The Biden administration announced what it called a “landmark” economic corridor between India, the Middle East and Europe at the G20 summit in New Delhi on Sept. 9.
The corridor will “stimulate economic development through enhanced connectivity and economic integration across two continents, thus unlocking sustainable and inclusive economic growth,” Washington stated. “We aim to usher in a new era of connectivity with a railway, linked through ports connecting Europe, the Middle East and Asia.”
The White House’s 245-word fact sheet does not mention Israel at all, and Jerusalem apparently is not a signatory to the accompanying Memorandum of Understanding (MoU) between the Saudi, European Union, India, Emirati, French, German, Italian and American governments.
The 325-word memorandum mentions Israel once, acknowledging that the two corridors will enable “goods and services to transit to, from, and between India, the UAE, Saudi Arabia, Jordan, Israel and Europe.”
During the U.S. State Department press briefing on Sept. 11, Matthew Miller, the department spokesman, was asked if the agreement was part of normalization efforts between Riyadh and Jerusalem. “No, it is separate from,” he said. “It is separate.”
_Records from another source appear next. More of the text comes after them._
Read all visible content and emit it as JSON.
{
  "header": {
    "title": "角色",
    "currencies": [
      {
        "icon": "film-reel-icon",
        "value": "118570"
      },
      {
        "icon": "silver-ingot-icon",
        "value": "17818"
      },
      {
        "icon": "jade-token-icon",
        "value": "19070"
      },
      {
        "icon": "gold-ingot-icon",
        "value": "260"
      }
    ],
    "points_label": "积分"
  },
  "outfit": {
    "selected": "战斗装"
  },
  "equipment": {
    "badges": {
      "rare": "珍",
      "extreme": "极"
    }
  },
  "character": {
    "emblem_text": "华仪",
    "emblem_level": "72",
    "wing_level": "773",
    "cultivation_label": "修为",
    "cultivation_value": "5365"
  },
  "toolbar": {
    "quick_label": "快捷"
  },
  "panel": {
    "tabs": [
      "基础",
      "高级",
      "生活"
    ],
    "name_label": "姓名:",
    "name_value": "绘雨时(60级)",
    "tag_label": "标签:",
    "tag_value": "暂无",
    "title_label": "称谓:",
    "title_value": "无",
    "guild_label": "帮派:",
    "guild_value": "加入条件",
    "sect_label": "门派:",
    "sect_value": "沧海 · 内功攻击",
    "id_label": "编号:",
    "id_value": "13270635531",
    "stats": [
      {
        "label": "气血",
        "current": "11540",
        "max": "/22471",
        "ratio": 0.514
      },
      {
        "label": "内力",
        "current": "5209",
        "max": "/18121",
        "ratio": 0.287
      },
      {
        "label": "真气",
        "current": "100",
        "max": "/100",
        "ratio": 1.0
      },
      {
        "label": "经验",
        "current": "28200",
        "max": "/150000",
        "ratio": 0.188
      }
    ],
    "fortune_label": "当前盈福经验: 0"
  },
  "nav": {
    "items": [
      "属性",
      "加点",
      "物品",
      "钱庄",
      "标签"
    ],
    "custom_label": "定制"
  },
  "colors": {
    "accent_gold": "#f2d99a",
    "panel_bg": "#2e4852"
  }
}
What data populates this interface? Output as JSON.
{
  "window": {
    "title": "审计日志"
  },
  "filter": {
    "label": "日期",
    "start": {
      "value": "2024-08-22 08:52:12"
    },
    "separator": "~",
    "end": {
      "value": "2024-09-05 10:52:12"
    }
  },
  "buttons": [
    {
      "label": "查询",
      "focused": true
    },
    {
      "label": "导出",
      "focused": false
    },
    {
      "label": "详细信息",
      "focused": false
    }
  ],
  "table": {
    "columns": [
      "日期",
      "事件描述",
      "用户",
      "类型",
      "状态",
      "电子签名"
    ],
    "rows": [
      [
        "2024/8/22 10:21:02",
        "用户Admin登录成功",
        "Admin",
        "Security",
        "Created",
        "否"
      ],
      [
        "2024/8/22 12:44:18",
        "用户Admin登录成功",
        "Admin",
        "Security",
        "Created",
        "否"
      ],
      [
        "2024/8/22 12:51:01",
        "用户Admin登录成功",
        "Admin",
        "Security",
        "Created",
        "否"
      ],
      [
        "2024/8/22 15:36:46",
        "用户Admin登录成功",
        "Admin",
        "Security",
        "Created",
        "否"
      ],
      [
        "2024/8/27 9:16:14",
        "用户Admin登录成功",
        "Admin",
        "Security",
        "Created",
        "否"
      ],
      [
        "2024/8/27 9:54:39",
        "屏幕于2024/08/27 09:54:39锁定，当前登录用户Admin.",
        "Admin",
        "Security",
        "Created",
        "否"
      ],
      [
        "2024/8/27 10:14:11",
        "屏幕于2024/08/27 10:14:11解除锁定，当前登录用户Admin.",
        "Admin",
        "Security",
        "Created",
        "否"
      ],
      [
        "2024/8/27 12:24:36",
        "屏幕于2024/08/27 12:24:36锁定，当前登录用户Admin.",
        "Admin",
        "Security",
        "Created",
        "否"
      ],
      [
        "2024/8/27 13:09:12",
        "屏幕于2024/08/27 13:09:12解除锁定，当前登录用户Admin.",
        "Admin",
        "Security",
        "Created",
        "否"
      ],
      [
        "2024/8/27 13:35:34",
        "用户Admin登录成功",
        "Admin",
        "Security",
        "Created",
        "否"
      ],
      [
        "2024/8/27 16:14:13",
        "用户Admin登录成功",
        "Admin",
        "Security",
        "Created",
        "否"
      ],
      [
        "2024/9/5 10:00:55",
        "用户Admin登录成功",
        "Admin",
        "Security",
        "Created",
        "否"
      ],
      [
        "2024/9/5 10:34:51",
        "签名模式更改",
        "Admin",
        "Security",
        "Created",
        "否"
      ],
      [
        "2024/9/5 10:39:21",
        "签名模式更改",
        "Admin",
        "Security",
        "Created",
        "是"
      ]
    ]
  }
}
On Saturday, Israeli Prime Minister Benjamin Netanyahu had a very different story to tell about what he said was a “unique and unprecedented era of global and regional cooperation.”
“The State of Israel will be a central junction in this economic corridor. Our railways and ports will open a new gateway from India through the Middle East to Europe and back—from Europe to India via Jordan, Saudi Arabia and the United Arab Emirates,” he stated.
“This link will also realize a multi-year vision that will change the face of the Middle East and Israel, and will affect the entire world,” added the prime minister. “Its vision reshapes the face of our region and allows a dream to become reality.”
‘Node between Europe and the Middle East’
Israel is “the node” between Europe and the Middle East, according to Michael Rubin, a senior fellow at the American Enterprise Institute who specializes in Iran, Turkey and the Middle East.
“Items shipped across the Arabian Peninsula by rail are loaded onto cargo ships in Haifa, where Indian interests have made an end run against China’s ambition to control the port,” Rubin told JNS.
“That said: Biden’s team holds grudges. It will never appreciate Israel for the ally it is,” he added. “Israel should take White House silence as a compliment because the Biden team’s anti-Israel pandering would otherwise jump on any excuse to lambaste the Jewish state.”
Victoria Coates, vice president at the Heritage Foundation’s Davis Institute for National Security and Foreign Policy, told JNS that Israel’s absence from the White House announcement is one of many questions about the new initiative.
“I would also like to know what the burden is on the U.S. taxpayer for this project, how it will be paid for, what U.S. companies might be involved and what is the return America can expect from this investment,” she said.
‘Huge stimulus to Middle East regional growth’
On Sept. 10, Israeli Ambassador to the United States Michael Herzog responded on social media to a post from U.S. President Joe Biden, which touted the “historic agreement,” without mentioning Israel.
“Thank you to the Biden administration for leading the historic project announced yesterday at the G-20 in India, which will establish an economic corridor between Asia and Europe and go through the Gulf, Jordan and Israel,” he wrote.
“We look forward to working with the U.S. administration and other partners in the region and beyond to realize this groundbreaking project,” Herzog added.
Gary Dugan, chief investment officer of Dalma Capital, added on social media that one of the “huge implications” of the G20 agreement was “the engagement of Israel in a global trade route and with the key partners of the Kingdom of Saudi Arabia and United Arab Emirates.”
Another implication, to Dugan, would be “a huge stimulus to Middle East regional growth, which will hopefully dampen some of the ongoing tensions with Iran, and the unresolved Palestine issue.”
The American Israel Public Affairs Committee applauded the White House’s “ambitious plan, developed together with Israel, that will foster greater economic and security partnerships between America, Israel and our allies across the Middle East, Europe and Asia.”
Jonathan Schanzer, senior vice president for research at the Foundation for Defense of Democracies, noted that the visuals—both videos and images—illustrating the corridor show Israel.
“Perhaps some of the Arab states preferred Israel not to be mentioned by name,” he told JNS.